To get home insurance, start by deciding what features matter most to you. Once you have a list, you can get quotes from several companies that may fit your needs. You will need your address, date of birth and some information about your home, like how old your roof is and an idea of what coverage types and limits you want to purchase (although an agent should be able to help you decide). Once you decide to proceed with a company, a representative will usually let you know the next steps, which may include signing an application and making a payment.
Will my homeowners insurance coverage pay for temporary housing?
Most homeowners insurance policies include additional living expenses (ALE) coverage, which can pay for the costs associated with needing temporary housing after a covered loss. Covered expenses might include a hotel, a rental home and laundry services.
Can I get Louisiana home insurance if I live in a high-risk area?
The Gulf Coast of Louisiana is a particularly high-risk area for insurance companies due to the likelihood of widespread and damaging storms. If you live in this area, finding home insurance coverage might be more difficult than it would be in lower-risk areas. As a last resort, you may need to seek coverage through the Louisiana Citizens Property Insurance Corporation. This is last-resort coverage for homeowners who can’t obtain coverage elsewhere. Its policies are state-mandated to be more expensive than private insurers, but it could provide coverage if you have no other options.
Bankrate utilizes Quadrant Information Services to analyze 2021 rates for all ZIP codes and carriers in all 50 states and Washington, D.C. Quoted rates are based on 40-year-old male and female homeowners with a clean claim history, good credit and the following coverage limits:

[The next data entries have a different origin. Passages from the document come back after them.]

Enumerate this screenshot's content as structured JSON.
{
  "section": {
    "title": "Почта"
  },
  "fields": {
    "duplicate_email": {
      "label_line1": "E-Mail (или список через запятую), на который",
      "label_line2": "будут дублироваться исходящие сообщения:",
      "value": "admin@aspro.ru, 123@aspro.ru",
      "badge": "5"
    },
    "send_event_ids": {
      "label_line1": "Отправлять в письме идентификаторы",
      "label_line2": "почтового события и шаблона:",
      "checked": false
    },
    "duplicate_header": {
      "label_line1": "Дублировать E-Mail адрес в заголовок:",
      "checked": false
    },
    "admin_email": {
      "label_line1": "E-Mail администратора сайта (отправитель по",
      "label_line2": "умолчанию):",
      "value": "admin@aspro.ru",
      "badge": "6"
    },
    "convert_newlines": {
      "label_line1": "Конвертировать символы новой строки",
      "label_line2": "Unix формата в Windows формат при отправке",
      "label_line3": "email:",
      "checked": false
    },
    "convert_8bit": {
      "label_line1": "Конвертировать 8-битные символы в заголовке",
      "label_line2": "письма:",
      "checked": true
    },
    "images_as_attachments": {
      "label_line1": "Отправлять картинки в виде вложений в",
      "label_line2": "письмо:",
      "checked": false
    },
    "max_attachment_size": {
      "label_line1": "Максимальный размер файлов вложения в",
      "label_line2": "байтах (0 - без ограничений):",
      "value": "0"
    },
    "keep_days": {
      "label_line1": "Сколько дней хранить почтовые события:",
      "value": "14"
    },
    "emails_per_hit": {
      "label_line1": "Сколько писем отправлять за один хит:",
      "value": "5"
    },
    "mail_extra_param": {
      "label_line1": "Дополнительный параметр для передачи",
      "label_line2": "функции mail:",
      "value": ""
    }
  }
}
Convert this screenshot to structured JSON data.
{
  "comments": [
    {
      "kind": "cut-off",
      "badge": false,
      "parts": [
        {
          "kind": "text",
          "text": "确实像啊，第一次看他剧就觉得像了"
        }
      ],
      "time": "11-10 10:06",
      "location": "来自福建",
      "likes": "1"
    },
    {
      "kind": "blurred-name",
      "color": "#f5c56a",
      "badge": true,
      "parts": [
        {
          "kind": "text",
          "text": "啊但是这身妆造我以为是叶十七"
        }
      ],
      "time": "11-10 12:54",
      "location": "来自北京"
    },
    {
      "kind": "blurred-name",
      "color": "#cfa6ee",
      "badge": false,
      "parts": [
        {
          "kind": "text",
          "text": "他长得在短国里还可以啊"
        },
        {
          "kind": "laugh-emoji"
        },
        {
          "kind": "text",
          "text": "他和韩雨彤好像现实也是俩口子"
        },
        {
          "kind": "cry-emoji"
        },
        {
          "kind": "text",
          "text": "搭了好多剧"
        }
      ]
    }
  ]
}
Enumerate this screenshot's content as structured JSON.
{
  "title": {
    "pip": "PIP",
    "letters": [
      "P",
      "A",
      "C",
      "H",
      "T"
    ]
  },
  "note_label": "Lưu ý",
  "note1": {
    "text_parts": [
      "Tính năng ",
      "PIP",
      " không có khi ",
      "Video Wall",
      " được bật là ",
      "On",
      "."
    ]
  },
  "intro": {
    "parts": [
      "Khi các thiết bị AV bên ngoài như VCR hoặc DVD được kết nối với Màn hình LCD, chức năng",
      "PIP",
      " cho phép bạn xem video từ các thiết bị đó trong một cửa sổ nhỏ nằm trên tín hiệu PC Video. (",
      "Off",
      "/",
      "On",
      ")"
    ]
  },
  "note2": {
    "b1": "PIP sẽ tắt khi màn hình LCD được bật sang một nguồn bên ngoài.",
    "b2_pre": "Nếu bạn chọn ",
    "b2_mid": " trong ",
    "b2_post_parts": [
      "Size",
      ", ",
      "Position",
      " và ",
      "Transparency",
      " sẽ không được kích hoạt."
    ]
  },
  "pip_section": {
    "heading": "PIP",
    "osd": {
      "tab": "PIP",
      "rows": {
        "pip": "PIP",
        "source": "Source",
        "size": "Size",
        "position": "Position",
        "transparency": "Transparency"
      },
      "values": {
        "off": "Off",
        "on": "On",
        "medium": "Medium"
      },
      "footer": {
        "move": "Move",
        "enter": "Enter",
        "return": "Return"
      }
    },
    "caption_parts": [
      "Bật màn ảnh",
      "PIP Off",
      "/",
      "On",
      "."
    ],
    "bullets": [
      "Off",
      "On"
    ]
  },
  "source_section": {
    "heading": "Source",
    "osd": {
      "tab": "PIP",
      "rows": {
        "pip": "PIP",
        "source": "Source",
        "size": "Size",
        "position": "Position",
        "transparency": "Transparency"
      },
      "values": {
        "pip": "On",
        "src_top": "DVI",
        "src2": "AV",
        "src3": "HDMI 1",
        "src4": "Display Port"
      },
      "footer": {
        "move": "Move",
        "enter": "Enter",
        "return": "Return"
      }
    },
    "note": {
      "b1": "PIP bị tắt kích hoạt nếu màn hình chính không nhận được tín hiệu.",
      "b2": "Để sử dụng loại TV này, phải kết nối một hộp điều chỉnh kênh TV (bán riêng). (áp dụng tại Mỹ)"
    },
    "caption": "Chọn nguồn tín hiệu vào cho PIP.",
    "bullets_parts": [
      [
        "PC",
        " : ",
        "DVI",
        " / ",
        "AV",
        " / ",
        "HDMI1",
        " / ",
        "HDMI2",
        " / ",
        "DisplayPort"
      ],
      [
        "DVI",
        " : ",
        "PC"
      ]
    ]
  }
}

- Coverage A, Dwelling: $250,000
- Coverage B, Other Structures: $25,000
- Coverage C, Personal Property: $125,000
- Coverage D, Loss of Use: $50,000
- Coverage E, Liability: $300,000
- Coverage F, Medical Payments: $1,000
The homeowners also have a $1,000 deductible and a separate wind and hail deductible (if required).
These are sample rates and should be used for comparative purposes only. Your quotes will differ.